Material to process:
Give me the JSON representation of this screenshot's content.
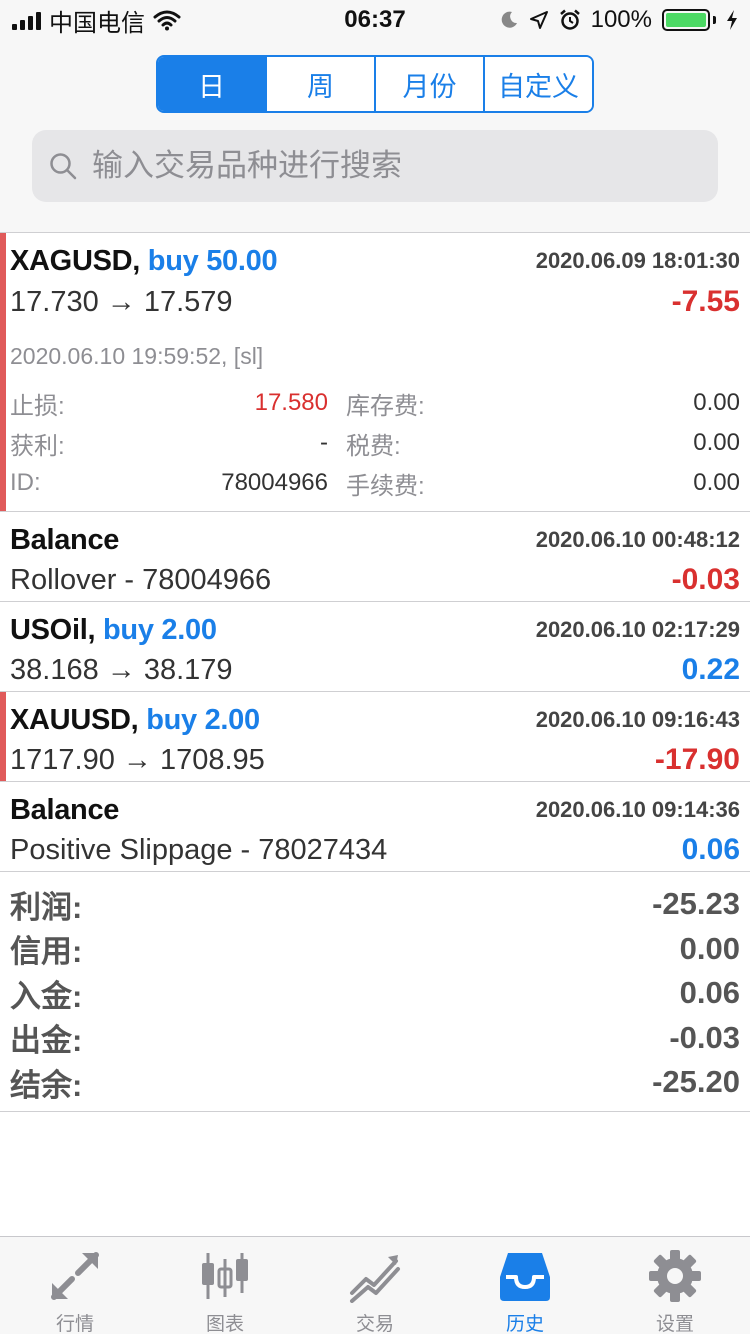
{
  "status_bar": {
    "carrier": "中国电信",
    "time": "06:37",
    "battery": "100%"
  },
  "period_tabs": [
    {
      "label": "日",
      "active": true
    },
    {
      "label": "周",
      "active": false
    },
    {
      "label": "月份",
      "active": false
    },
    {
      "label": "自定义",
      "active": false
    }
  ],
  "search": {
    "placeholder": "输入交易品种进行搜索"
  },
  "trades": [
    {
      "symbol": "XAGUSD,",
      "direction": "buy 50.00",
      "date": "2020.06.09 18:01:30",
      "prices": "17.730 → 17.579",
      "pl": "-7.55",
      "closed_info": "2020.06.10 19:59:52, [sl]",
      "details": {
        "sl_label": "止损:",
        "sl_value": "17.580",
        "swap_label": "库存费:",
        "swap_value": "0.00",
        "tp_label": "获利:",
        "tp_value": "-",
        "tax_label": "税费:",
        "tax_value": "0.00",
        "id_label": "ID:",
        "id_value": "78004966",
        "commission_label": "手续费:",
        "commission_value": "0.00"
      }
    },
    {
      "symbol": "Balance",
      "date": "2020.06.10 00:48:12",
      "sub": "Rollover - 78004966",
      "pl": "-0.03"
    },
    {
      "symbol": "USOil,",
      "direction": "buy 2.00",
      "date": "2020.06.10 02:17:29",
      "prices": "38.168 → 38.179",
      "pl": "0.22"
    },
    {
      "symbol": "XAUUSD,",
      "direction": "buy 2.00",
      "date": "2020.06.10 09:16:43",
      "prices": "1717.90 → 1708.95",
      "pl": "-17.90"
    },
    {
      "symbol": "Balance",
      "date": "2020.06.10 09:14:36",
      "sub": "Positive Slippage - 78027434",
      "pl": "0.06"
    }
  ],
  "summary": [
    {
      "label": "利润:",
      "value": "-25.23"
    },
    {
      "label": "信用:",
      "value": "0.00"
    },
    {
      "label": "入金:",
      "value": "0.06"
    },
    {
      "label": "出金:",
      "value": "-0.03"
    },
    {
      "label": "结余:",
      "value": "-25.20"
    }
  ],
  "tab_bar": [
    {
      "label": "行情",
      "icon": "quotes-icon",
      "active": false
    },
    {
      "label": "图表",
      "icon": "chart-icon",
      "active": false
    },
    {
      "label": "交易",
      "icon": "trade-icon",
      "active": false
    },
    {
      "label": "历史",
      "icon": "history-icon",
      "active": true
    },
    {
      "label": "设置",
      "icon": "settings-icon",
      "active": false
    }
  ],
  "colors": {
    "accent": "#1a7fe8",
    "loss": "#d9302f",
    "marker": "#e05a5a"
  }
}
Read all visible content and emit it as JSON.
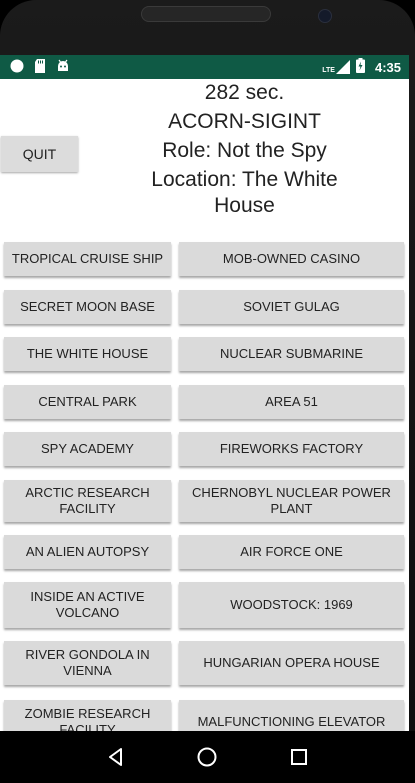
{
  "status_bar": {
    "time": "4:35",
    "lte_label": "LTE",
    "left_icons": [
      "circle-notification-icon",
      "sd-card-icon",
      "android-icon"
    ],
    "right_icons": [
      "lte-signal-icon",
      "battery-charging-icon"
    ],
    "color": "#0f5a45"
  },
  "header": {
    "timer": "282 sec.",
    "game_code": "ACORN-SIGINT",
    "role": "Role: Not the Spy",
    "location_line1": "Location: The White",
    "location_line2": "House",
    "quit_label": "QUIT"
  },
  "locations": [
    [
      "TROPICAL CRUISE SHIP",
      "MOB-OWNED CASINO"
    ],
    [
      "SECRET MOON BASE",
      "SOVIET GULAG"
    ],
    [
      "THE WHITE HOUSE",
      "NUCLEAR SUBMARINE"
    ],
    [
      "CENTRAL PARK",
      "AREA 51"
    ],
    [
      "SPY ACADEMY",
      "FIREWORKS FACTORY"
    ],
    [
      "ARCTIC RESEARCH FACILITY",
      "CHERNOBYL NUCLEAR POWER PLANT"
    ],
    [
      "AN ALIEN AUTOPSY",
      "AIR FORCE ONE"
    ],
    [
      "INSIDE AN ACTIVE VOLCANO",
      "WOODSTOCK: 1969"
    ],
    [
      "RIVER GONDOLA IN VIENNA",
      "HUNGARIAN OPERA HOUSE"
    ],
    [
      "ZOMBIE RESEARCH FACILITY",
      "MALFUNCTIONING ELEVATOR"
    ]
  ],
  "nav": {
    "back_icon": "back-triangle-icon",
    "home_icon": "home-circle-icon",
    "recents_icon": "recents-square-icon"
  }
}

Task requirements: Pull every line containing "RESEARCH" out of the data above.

Solution to the exercise:
      "ARCTIC RESEARCH FACILITY",
      "ZOMBIE RESEARCH FACILITY",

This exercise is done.